It can be done on $O(|E|\log |E|)$, nevertheless implementing it might be cumbersome. I won't get into details of how implement, but a general overview so we can analyze its running time:
For this we will need and adjacency list instead of an adjacency matrix.
Step 1.-, for each vertex split away the vertices, you can split away all the edges for each vertex, it can be done in $O(|E|)$ in total, by traversing each of the adjacency list of each vertex. Then do a DFS to find and store each cycle components in a doubly linked circular list. And we will need an array A of lists, such that list A[i] will have a pointer to each component such that vertex $i$ appears in that component. This can be done while doing DFS.
Step 2 and 3. For each of the lists at each vertex, we will take two adjacent components, and we will ask if both are the same, if they are, remove the first pointer, and continue. If both are different components, join the two lists, for this, in the list we should have a pointer to the position in the doubly linked list of such vertex. Then we can merge two components in $O(1)$. Then remove one of the entries and proceed until we have only one list, and remove it. Repeat for each vertex until only one list remains, such doubly linked circular list will be our eulerian cycle.
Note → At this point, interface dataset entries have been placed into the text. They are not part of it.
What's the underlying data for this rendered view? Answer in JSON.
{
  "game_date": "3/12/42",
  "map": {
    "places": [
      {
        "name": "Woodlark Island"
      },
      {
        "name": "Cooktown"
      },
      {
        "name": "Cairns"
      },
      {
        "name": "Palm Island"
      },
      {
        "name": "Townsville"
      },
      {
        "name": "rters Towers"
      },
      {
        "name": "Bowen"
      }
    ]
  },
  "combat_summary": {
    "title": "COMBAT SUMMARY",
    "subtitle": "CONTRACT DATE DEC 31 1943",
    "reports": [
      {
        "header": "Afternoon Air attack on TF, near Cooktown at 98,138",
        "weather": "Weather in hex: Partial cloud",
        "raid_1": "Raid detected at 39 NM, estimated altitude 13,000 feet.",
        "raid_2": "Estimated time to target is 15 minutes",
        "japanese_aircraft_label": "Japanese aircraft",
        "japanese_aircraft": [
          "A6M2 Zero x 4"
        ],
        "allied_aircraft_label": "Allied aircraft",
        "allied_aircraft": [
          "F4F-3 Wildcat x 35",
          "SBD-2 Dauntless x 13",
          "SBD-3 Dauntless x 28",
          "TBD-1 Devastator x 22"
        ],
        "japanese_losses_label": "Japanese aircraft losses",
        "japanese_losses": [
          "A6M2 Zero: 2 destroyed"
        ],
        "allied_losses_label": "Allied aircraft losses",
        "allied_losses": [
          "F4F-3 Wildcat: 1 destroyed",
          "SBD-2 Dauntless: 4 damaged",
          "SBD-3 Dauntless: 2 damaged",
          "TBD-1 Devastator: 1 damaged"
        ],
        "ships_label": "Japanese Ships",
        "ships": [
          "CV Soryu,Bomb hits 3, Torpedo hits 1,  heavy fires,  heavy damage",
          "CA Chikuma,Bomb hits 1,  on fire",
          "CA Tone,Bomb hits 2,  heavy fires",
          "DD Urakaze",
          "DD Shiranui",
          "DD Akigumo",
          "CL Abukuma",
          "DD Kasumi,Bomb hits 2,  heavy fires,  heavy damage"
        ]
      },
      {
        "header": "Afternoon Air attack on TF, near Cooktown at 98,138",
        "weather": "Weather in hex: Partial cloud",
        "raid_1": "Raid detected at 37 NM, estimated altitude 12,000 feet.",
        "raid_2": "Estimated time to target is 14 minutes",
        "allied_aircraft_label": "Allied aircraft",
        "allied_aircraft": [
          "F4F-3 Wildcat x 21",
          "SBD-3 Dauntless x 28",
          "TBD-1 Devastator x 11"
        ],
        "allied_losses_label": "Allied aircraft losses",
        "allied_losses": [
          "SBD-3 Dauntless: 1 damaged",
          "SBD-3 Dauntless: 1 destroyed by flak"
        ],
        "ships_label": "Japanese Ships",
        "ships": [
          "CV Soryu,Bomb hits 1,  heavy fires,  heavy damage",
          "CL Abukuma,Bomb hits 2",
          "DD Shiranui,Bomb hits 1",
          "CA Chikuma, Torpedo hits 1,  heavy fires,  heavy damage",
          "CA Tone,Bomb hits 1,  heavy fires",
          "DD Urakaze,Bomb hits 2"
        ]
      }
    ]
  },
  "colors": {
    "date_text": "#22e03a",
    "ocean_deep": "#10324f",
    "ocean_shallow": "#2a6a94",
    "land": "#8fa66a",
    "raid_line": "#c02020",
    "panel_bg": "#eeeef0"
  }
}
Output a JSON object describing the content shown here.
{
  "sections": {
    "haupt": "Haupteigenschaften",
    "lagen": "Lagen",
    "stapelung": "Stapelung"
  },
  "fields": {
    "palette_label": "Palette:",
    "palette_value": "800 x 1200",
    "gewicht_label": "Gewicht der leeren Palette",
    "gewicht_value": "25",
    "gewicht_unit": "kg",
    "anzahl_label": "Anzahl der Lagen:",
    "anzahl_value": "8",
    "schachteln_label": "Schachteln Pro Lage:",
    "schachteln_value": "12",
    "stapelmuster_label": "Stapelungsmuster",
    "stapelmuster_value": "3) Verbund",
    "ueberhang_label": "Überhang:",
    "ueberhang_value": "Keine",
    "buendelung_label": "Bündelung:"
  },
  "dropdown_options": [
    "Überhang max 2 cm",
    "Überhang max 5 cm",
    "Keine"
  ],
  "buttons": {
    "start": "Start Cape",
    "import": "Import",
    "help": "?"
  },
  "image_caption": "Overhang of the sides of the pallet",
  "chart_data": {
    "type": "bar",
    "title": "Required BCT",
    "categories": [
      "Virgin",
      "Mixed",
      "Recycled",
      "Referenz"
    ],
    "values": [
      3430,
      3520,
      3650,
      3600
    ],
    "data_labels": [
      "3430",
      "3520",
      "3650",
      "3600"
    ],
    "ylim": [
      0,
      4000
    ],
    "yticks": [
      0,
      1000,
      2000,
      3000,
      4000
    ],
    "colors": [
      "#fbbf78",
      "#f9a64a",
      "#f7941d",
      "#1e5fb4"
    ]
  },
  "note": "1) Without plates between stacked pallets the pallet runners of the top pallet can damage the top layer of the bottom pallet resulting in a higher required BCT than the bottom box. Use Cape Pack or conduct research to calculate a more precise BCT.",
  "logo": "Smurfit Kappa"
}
The tricky part, and where the $O(\log |E|)$ comes from is on finding if two components are the same. For this we can do relabeling the smallest component, and we will get an amortized time of $O(\log |E|)$, (see Cormen et al's chapter on Kruskal algorithm). Or maybe use a union-find data structure, in such case you can make it amortized $O(|E|\alpha(|E|))$, which is a little better time. It could be possible to get O(|E|) time but a clever use of pointers might be implied and escapes from my intuition currently.
Note that this operation to determine if two components are the same would be in function of $|E|$ instead of $n$, since we are duplicating vertices, but the number of vertices and its duplicates is bounded by $|E|$.
Notice that you are using a graph theory book and for the pure graph theory point of view the complexity is usually irrelevant, and even more irrelevant the implementation details, from that point of view is enough to show that it can be done systematically, and the focus is on how simple you can explain and prove that it is correct, it is very uncommon to find data structures mentioned in such a book, since that is usually out the book's scope.